Across these entries, report how many lines include the string "JSON", with nothing but the number.
━━━ DATA RECORDS ━━━
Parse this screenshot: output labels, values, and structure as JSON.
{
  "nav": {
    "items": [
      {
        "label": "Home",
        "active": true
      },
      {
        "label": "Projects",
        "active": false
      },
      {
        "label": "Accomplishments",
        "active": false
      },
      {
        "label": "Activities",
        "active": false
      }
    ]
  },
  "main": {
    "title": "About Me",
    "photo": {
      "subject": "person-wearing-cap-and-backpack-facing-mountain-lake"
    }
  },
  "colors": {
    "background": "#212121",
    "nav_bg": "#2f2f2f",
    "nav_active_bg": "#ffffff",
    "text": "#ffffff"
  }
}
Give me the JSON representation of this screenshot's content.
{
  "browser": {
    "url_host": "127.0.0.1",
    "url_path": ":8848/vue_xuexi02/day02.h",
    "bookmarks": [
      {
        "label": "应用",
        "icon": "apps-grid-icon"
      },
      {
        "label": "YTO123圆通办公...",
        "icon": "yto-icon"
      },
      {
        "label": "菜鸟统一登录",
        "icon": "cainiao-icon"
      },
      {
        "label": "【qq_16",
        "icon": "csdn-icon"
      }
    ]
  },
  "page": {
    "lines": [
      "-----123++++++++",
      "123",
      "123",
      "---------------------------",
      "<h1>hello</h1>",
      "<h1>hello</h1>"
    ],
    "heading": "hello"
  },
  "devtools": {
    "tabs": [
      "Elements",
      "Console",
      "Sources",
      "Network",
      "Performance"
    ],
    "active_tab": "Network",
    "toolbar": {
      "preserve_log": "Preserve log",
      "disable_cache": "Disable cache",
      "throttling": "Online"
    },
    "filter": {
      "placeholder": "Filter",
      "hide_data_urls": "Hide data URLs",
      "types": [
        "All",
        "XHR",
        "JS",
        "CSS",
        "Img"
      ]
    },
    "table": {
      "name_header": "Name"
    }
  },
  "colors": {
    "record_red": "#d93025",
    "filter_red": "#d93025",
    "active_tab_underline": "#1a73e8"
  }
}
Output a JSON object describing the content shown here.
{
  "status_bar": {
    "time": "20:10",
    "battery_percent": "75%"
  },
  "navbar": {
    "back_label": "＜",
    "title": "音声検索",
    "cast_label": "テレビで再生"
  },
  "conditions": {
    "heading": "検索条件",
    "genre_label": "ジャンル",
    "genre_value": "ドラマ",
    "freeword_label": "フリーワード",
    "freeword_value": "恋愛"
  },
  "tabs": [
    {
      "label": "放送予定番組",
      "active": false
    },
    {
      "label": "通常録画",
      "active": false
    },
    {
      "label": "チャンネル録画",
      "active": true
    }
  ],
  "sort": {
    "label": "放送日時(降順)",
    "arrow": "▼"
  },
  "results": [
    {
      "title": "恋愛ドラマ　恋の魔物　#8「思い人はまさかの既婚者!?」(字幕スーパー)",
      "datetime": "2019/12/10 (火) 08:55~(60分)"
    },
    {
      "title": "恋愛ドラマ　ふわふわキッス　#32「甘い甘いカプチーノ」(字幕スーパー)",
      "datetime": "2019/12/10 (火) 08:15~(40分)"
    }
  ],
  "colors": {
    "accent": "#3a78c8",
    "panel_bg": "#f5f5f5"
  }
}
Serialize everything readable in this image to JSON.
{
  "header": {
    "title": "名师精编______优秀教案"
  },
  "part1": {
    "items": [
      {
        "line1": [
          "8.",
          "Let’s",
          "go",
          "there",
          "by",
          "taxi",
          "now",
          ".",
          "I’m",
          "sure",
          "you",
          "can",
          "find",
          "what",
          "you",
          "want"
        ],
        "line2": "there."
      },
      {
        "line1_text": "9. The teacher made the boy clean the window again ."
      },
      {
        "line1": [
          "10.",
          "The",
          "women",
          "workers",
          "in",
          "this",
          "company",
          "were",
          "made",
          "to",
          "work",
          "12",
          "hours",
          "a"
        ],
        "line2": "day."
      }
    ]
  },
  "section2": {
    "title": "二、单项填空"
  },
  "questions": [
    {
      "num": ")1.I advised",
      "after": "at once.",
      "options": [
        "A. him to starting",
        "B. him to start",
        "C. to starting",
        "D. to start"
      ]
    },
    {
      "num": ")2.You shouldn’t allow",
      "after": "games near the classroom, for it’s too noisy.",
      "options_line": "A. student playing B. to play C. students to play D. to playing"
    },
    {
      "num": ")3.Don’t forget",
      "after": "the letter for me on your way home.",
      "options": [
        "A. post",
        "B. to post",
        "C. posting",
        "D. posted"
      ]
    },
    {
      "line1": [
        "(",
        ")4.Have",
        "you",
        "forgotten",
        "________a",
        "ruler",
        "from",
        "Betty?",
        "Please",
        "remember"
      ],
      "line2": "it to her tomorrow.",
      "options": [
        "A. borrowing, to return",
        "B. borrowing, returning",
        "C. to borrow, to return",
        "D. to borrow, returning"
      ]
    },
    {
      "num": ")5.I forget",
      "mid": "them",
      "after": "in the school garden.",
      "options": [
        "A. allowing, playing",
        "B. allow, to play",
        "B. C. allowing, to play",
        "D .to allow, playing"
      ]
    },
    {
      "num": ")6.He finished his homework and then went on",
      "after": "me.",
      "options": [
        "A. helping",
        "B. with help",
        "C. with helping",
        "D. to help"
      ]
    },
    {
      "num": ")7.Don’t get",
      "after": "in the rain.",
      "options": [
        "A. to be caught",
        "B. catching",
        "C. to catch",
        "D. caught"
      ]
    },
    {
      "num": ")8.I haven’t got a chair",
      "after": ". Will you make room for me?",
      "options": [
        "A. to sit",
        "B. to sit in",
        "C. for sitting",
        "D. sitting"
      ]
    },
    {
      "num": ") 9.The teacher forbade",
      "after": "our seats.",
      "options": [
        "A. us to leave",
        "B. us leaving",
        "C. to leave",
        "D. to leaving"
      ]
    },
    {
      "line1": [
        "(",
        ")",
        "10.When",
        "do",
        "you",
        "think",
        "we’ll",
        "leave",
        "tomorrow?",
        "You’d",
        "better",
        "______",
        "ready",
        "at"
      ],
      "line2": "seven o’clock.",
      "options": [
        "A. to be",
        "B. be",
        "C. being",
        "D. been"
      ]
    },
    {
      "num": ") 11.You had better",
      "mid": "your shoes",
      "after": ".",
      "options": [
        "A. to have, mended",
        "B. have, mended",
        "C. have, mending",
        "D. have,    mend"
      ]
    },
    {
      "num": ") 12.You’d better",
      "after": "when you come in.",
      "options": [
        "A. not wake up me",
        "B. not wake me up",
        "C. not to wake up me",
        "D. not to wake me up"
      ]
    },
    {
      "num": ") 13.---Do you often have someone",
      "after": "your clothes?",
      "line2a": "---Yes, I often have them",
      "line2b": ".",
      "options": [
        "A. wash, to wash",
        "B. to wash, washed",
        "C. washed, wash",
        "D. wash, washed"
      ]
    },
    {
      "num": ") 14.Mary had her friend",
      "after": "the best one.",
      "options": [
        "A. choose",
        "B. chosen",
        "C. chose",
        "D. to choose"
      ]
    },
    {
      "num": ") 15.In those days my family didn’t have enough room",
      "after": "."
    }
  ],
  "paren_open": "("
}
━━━
(TASK RESPONSE): 4